In November 2016, AMVAC entered into a Research Collaboration Agreement with Harvard University to develop and potentially commercialize new, Harvard-owned technology aimed at control of the Aedes aegypti mosquito. From the November 28, 2016 press release:
“AMVAC is a leader in the U.S. vector control sector, supplying the most effective aerial-applied mosquito adulticide used in professional public health mosquito control – Dibrom® Concentrate and Trumpet® EC. Municipal officials, regional mosquito control districts and contractors for the Federal Emergency Management Agency (FEMA) rely on AMVAC’s products to mitigate the threat of mosquitoes and the diseases they transmit. With the recent focus on the spread of the Zika virus in the United States, AMVAC has intensified its search for additional safe and effective technologies which could help combat vectors of this potential viral epidemic.
Under the collaboration agreement, AMVAC will support a research project led by Dr. Flaminia Catteruccia, Associate Professor of Immunology and Infectious Diseases at the Harvard T.H. Chan School of Public Health. The technology under study is the subject of a patent application filed by Harvard; the collaboration agreement grants AMVAC certain license options for commercial development of spray- or fog-based mosquito control products.
Dr. Peter Porpiglia, Vice President of AMVAC’s Product Development Department commented: ‘We are excited that this collaboration with Harvard researchers could identify new directions and methods for addressing this significant public health danger. Controlling mosquito-borne diseases is a difficult challenge and this research agreement is one of several insect control initiatives that continue to define AMVAC’s commitment to innovation and new technology development. We look forward to working with the Harvard team to understand the potential of their research findings and identify how that knowledge can help devise meaningful solutions to reduce this human health threat.’”

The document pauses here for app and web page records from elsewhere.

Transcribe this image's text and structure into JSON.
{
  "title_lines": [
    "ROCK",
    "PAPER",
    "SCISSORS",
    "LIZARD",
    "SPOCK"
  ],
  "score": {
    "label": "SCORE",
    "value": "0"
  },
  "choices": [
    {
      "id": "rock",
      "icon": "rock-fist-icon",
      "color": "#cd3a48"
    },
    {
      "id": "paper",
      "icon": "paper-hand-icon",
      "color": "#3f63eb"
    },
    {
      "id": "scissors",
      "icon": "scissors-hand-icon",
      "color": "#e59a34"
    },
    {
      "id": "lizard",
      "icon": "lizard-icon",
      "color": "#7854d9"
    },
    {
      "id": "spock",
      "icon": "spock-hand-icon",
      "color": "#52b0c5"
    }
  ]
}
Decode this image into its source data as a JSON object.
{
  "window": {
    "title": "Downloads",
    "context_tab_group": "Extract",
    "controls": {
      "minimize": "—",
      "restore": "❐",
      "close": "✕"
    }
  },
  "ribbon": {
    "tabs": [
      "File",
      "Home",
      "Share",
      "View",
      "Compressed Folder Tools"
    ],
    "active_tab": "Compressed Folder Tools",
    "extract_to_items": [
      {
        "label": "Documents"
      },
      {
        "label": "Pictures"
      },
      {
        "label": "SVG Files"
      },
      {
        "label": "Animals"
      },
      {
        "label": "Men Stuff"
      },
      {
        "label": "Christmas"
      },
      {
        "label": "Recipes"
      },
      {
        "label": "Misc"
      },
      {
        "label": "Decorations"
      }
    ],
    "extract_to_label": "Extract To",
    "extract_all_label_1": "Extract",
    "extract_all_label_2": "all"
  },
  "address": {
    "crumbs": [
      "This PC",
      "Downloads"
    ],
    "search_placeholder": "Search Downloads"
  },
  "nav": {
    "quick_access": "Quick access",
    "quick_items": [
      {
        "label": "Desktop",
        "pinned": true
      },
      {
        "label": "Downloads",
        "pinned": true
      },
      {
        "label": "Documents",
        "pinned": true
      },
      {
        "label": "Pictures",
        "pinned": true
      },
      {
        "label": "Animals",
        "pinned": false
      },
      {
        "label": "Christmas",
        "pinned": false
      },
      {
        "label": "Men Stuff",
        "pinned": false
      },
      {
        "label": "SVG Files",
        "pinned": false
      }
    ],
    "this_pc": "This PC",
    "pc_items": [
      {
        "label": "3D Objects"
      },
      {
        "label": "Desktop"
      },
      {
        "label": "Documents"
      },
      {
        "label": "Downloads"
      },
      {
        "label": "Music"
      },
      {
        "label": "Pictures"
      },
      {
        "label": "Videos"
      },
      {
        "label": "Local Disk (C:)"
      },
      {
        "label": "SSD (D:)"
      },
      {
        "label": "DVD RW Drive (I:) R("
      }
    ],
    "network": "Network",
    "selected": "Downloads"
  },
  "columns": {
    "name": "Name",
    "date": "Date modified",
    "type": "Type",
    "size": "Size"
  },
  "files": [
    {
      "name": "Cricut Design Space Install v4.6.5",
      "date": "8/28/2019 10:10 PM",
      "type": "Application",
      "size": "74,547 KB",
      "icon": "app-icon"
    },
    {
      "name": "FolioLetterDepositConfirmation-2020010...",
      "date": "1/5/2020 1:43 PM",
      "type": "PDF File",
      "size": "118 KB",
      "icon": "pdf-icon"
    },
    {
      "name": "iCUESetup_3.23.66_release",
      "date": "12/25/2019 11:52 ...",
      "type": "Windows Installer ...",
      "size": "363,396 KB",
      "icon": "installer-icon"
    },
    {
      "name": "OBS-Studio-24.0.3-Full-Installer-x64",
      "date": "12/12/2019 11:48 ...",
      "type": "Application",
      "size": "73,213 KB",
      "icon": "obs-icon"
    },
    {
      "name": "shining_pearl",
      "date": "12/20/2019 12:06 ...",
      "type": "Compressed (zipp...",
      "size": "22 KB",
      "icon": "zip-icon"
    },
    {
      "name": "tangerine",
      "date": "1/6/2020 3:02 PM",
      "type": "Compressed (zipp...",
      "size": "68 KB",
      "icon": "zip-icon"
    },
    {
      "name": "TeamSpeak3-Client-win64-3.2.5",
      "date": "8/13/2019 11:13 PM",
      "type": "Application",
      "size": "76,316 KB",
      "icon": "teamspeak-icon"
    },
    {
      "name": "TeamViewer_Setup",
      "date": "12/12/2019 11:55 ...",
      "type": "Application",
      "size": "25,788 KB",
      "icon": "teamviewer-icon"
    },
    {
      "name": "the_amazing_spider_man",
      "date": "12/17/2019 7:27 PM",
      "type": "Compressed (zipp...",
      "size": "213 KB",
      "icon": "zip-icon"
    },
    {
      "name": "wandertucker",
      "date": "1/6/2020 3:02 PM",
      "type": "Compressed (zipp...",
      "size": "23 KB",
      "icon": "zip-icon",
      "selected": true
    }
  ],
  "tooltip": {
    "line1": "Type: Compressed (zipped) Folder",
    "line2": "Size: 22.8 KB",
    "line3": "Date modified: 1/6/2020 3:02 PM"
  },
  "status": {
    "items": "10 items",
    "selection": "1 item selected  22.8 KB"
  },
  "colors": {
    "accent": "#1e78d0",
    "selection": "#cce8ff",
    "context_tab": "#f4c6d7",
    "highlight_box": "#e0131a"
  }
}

The female mosquito is the deadliest animal on the planet. On an average day around the world, mosquitos transmit diseases that kill around 2,000 people a day.